> **DATASET CONTENT**
++++++++++

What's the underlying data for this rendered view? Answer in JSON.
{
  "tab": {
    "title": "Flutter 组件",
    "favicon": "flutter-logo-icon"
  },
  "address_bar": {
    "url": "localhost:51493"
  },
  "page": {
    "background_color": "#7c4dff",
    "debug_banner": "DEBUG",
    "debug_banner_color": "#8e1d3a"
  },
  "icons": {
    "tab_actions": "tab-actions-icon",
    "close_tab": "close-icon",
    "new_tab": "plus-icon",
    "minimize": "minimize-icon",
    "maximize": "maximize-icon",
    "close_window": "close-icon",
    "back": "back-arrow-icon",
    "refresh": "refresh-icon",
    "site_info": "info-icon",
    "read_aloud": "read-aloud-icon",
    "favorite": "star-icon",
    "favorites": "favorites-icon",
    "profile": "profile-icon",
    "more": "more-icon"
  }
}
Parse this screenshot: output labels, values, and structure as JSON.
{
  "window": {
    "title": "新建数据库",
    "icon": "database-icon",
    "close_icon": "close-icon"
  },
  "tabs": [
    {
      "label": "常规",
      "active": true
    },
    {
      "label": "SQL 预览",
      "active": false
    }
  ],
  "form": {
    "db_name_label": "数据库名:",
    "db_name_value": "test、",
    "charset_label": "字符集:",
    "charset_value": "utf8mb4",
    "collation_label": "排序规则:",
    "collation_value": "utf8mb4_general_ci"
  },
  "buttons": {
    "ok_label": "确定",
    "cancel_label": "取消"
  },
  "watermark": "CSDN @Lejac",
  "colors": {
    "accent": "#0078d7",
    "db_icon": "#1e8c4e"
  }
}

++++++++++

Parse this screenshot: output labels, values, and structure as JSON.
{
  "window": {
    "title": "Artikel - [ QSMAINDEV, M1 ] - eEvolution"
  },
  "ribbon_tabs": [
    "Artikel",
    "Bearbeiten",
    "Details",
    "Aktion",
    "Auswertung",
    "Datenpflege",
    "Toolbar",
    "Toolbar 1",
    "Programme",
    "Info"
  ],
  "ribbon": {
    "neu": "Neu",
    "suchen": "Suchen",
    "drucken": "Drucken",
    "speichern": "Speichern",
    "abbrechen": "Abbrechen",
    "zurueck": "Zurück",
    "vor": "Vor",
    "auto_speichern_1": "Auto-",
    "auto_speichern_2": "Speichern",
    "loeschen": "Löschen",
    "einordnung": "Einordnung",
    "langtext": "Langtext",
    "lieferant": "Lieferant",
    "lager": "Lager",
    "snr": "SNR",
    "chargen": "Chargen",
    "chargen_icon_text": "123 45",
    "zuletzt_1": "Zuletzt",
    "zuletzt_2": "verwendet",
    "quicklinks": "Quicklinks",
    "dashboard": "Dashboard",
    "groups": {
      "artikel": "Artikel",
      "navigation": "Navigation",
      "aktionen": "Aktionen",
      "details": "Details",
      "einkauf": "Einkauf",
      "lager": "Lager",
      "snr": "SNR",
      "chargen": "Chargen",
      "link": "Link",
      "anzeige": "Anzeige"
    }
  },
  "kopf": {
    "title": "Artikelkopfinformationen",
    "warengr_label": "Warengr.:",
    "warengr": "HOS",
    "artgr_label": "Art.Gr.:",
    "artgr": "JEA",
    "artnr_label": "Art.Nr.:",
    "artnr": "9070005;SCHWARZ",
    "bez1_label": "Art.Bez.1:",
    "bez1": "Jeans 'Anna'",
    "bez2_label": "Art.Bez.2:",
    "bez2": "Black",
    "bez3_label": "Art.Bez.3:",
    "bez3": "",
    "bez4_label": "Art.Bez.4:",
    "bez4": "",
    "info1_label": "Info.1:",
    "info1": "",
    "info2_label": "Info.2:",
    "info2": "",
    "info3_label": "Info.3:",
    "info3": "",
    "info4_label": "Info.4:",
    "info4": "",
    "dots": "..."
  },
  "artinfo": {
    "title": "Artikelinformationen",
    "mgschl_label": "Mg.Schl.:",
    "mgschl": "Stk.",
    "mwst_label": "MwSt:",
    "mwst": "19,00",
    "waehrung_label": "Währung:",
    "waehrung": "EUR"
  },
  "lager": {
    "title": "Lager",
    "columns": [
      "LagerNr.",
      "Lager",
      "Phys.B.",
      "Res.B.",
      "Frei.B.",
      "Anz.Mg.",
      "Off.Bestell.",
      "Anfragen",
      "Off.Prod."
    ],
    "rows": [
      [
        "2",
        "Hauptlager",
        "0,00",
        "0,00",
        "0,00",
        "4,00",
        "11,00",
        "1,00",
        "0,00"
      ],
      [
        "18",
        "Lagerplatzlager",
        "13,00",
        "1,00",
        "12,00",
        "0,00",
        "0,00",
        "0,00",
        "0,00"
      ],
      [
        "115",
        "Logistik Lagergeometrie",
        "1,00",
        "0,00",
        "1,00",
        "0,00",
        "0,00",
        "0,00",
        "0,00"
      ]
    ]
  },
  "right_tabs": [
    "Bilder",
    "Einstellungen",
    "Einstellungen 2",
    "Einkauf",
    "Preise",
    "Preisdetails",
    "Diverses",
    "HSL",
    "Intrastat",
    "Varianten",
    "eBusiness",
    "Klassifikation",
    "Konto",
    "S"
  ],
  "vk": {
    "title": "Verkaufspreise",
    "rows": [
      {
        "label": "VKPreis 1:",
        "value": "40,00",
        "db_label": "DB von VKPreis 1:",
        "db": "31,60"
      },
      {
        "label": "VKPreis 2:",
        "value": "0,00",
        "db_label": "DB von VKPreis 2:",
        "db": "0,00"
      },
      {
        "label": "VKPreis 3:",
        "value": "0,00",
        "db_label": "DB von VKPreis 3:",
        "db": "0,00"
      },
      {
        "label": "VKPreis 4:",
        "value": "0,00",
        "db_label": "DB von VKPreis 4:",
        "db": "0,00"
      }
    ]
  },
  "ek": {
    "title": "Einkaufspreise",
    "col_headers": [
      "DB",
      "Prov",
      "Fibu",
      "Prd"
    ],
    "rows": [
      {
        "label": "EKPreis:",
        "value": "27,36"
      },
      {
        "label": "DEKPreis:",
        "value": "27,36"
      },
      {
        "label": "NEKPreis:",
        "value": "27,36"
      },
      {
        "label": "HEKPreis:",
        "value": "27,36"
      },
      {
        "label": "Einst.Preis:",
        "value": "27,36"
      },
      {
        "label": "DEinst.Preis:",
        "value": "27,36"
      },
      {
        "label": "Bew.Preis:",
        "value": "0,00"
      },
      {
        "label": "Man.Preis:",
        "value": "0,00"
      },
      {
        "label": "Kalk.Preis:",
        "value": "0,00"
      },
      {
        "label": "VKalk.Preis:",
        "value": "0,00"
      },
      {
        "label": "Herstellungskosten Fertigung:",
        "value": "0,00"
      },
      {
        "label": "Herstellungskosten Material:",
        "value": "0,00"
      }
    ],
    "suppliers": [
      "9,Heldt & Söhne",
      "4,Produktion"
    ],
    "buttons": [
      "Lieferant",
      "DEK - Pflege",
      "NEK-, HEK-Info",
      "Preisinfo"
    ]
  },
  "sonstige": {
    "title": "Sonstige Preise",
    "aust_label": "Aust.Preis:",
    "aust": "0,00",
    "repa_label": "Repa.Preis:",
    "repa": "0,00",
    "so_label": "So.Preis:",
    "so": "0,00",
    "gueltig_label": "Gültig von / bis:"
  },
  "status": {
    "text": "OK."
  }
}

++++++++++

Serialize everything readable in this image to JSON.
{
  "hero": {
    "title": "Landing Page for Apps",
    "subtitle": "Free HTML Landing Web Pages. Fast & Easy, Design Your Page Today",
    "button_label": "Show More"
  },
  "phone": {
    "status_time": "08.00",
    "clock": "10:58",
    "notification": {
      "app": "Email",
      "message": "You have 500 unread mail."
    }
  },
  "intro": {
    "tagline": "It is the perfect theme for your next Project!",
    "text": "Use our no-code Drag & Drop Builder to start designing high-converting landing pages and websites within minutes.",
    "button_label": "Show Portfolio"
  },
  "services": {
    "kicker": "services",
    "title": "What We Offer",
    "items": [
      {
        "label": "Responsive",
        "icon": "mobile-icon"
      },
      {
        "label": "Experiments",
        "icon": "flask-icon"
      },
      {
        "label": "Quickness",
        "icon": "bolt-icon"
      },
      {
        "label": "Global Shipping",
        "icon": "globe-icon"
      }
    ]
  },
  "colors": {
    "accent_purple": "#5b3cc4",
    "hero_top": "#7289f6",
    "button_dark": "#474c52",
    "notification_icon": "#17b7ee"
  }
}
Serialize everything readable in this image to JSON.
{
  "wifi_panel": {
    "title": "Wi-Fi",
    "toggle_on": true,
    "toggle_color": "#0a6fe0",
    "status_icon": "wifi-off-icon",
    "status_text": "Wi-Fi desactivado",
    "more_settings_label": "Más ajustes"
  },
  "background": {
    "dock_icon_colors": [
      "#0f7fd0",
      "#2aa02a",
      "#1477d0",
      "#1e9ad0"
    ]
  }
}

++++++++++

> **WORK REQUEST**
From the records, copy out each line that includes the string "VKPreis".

> **ANSWER BOX**
        "label": "VKPreis 1:",
        "db_label": "DB von VKPreis 1:",
        "label": "VKPreis 2:",
        "db_label": "DB von VKPreis 2:",
        "label": "VKPreis 3:",
        "db_label": "DB von VKPreis 3:",
        "label": "VKPreis 4:",
        "db_label": "DB von VKPreis 4:",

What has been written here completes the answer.